Getting into the Weeds: Sorting Through the New Regulations on CannabisJanuary 18, 2019 – Client Alert
On January 16, 2019, the California Office of Administrative Law approved state regulations for the California cannabis industry. Although these regulations might be subject to further modifications, they are effective immediately. They supersede the emergency regulations that had been adopted in 2017 by the Bureau of Cannabis Control (BCC)—the statewide agency charged with overseeing California’s cannabis industry.
We are closely examining these regulations to better understand their impact, but it is worth taking immediate note of two significant changes.
1. Stricter Disclosure Requirements for License Applicants
The first significant change is that the regulations impose more stringent disclosure requirements on both “owners” and “financial interest holders” of a cannabis license.
A. Disclosure Requirements for Owners
The regulations broadly define the term “owner” to include any person that owns at least 20% in the license applicant, any person entitled to at least a 20% share of the profits, and any individual participating in the direction, control or management of the license applicant. 16 CCR § 5003.
Each owner must be listed in a licensee’s annual license application, provide personal information in the application, including contact information, a social security number, and employment information, disclose and describe any past convictions, and submit to a live scan fingerprint analysis for a background check. 16 CCR § 5002.
B. Disclosure Requirements for Financial Interest Holders
The regulations also present a broad definition of “financial interest holders” that includes anyone who has entered into an agreement to invest in, provide a loan to, or receive profits from a commercial cannabis business. This definition includes a landlord who has entered into a lease with a commercial cannabis business for a share of the profits as well as a consultant who is providing services to the commercial cannabis business for a share of the profits. 16 CCR § 5004.

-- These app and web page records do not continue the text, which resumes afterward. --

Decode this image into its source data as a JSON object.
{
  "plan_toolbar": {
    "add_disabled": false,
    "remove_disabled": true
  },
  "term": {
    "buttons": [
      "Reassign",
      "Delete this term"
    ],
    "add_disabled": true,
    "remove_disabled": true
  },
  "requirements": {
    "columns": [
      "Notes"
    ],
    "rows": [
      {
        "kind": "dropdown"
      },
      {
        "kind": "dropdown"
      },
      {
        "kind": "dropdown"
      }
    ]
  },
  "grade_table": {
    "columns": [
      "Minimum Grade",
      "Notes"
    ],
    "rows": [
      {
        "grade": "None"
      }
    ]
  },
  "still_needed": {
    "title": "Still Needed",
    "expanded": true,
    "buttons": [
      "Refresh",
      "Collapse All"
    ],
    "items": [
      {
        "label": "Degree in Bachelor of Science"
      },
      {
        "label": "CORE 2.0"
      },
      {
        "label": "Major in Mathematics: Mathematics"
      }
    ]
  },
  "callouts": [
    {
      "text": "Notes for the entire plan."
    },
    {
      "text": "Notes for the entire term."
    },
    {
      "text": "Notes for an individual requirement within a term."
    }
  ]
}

All “financial interest holders” in a licensee must be disclosed, although the disclosure requirements are less strict than for owners. Financial interest holders must disclose their name, birthdate and government-issued identification type and number, but do not need to submit to other disclosure requirements for owners, such as the live scan fingerprint analysis for a background check. 16 CCR § 5003.
C. Individuals Cannot Use Entities to Shield Themselves from These Disclosure Requirements
The BCC emphasizes that individuals cannot use entities to shield themselves from these disclosure requirements. For example, the new regulations require all entities with a financial interest in a cannabis license to disclose this fact (even if the entities are one part of a multi-layer business structure), and that each entity “must disclose the identities of persons holding financial interests until only individuals remain.” 16 CCR § 5003(c) (emphasis added). The BCC explains that these requirements are necessary because: “Every person with a financial interest in a business holds the potential to influence the business. Therefore, the Bureau must be aware of who has a financial interest in the business.”
2. Stricter Limits on Who Can Engage in Cannabis-Related Business Transactions
The second significant change is that the regulations impose strict limits on who can engage in cannabis-related business transactions. The regulations state that “[a]ll commercial cannabis activity shall be conducted between licensees,” and that “[l]icensees shall not conduct commercial cannabis activities on behalf of, at the request of, or pursuant to a contract with any person who is not licensed under the Act.” 16 CCR § 5032. The BCC clarified that these limits were necessary to establish that “a licensee shall not conduct commercial cannabis activities on behalf of, at the request of, or pursuant to a contract with an unlicensed person.”
Although the BCC limits who can engage in commercial cannabis activities, it is unclear whether this regulation affects intellectual property owners who license their intellectual property to cannabis businesses. An earlier version of this regulation contained language specifically prohibiting “packaging and labeling cannabis goods under a non-licensee’s brand or according to the specifications of a non-licensee,” but the final regulation omits this language. In explanation, the BCC stated that the “inclusion of the clarifying example transactions” was causing “confusion.”
We encourage you to bring your questions regarding the effects of these regulations to the members of our Cannabis Industry Group.